L

Hiatus…hopefully over?

I must confess, I completely fell off the face of the Earth when Kiesha left LBR. I stopped reading (well, read much slower and less often) and haven’t posted a damn thing since May. Apparently getting a new boyfriend is distracting, especially when it comes to reading. And blogging.

But I’m back (don’t worry, still have the boyfriend — we’re just in that ‘k, i’ll read and you play video games’ stage now).

I will be catching up on reviews of books I read while on hiatus. I’m looking forward to more TTTs, lists, etc. I definitely miss reading AND blogging, so I’m pretty excited to be back.

L

The Comprehensive ENFP Survival Guide by Heidi Priebe

26838309Life as an ENFP is no walk in the park.
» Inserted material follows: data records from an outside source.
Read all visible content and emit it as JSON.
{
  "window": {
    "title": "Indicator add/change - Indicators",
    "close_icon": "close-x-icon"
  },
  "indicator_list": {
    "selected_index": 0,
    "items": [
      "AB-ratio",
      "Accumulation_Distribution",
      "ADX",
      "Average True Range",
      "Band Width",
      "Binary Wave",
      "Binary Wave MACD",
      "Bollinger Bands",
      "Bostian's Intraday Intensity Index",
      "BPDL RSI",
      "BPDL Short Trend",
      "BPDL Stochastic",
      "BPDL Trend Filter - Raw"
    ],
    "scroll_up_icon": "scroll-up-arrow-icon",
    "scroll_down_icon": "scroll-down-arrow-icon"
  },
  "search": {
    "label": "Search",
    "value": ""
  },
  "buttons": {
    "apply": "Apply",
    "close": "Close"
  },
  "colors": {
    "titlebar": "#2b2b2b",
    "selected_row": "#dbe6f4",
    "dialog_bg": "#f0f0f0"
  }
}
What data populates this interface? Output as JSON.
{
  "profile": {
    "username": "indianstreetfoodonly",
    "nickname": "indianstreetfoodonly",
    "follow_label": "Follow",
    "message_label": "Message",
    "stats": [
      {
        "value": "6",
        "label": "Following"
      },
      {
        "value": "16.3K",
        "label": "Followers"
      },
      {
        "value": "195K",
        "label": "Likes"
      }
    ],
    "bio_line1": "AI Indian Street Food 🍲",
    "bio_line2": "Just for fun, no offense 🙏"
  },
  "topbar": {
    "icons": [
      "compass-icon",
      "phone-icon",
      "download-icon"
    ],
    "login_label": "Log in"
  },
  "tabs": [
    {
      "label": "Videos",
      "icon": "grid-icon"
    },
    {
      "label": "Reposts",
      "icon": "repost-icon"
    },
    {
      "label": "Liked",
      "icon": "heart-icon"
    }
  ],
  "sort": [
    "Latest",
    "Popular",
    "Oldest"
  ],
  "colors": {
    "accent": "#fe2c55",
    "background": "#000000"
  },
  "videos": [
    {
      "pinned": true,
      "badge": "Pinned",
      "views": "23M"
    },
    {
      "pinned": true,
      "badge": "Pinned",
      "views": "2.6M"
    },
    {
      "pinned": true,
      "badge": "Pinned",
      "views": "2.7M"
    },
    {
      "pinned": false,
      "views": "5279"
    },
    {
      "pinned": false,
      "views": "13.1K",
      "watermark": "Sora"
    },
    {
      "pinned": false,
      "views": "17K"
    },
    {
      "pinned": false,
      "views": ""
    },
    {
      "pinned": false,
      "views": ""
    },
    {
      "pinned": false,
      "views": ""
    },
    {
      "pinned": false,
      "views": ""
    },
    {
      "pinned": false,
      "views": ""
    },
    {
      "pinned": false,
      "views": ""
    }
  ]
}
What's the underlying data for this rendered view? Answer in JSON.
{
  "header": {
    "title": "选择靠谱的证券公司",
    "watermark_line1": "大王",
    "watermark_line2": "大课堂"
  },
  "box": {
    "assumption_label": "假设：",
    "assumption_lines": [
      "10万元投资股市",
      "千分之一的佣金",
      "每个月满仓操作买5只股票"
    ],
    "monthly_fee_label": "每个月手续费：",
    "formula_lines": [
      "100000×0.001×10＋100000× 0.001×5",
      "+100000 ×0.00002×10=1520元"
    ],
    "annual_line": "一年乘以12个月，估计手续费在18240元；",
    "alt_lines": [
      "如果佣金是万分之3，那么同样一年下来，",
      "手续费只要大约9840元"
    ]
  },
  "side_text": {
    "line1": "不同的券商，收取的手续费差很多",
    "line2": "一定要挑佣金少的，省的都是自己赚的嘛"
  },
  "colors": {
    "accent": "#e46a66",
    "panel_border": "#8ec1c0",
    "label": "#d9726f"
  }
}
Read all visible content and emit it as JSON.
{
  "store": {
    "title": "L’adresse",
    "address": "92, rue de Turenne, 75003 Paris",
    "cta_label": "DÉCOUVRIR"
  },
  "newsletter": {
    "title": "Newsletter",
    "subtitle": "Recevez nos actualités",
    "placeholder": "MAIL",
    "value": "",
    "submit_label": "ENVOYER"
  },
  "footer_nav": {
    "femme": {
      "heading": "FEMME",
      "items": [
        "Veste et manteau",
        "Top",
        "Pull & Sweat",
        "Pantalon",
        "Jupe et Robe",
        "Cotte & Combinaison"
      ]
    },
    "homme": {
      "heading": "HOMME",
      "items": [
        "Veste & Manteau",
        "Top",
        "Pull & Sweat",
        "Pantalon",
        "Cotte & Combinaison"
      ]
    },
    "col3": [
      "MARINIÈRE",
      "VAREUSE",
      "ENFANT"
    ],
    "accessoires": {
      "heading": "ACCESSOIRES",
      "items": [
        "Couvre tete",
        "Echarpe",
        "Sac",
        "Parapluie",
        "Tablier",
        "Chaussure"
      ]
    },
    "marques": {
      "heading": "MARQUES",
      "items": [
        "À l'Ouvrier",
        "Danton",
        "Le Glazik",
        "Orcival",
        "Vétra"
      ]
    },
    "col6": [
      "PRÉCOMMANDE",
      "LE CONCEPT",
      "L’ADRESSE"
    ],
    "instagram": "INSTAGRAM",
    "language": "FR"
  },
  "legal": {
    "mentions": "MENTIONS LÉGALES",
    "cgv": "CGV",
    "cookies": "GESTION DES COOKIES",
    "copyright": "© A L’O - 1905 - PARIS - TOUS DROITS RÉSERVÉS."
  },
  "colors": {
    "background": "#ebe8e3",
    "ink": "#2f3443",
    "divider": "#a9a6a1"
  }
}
Despite the happy-go-lucky attitude they exude, only those who share the specific preference for extroversion, intuition, feeling and perceiving on the Myers-Briggs Type Indicator can truly understand the unique form of chaos that governs this type’s restless mind. Embodying a profoundly strange stack of cognitive functions, ENFPs approach the world with both the enthusiasm of a child and the wisdom of an old soul.

In this detailed, type-based survival guide, seasoned MBTI author and shameless ENFP Heidi Priebe explains how to manage the ups, downs and inside-outs of everyday life as one of the most passionate yet self-contradictory types. – Goodreads

Once upon a time, I thought I was an INFP.

I was wrong.

First off, I love Heidi Priebe. After all, I just finished How You’ll Do Everything Based On Your Personality Type. If you haven’t checked her out on Thought Catalog, I highly recommend it. If you don’t know your MBTI, go here.

As an ENFP, I feel crazy about 98% of the time. “Having a thousand great ideas that you never follow through on”, “wanting to be alone….but like, with other people nearby” and “being a walking contradiction in almost every way” are my three favorite descriptions of myself that I read in this book. Along with a multitude of others, because that’s the point of MBTI, right? To read a description, snap your fingers and go, “Yes! Someone gets me!”

The book is split into sections — Introducing the ENFP, Growing Up ENFP, ENFPs in the Workplace, Unhealthy ENFP Behaviors, ENFP Relationships, etc. The breakdown made sense and flowed well. The ENFP in me fought to skip past the boring cognitive function section, but it proved useful and actually quite interesting.

My favorite part of the book was the section on Unhealthy ENFP Behaviors. Yes, it’s all fun and games to read funny stuff about your type. But the nitty-gritty-shitty stuff is where it’s at. Of course, as Priebe states in the book, it’s a spectrum. Characteristics range from healthy to unhealthy and all the bits in between. For example, a healthy ENFP is reflective, meaning they need alone time to recharge and reflect on their emotions. However, on the flip side, an unhealthy ENFP may become reclusive, where they avoid social interaction in favor of obsessing over their feelings. There is a difference between being principled and self-righteous, etc. It was enlightening to read about these behaviors and spot the ones where I may lean toward the unhealthy side — IE the difference between being agreeable and a pushover.

It was a long, delightful read that I looked forward to opening each night.

In the end of the book, a group of ENFPs describe why they love their type. This one summed it up perfectly, and I couldn’t have said it better myself.

“I like that I can lead a group, sit in solitude for days, think far ahead, improvise, be a huge ball of energy, calm down others when they’re stressed, be a mushball, be tough and decisive, create new opportunities for myself, adapt to the world around me…I defy so many stereotypes, and I like it that way!”

If you’re an ENFP, pick this up. If not, pick up her other book that features all of the types. Or hit Thought Catalog. Whatever. I rated this a 4/5.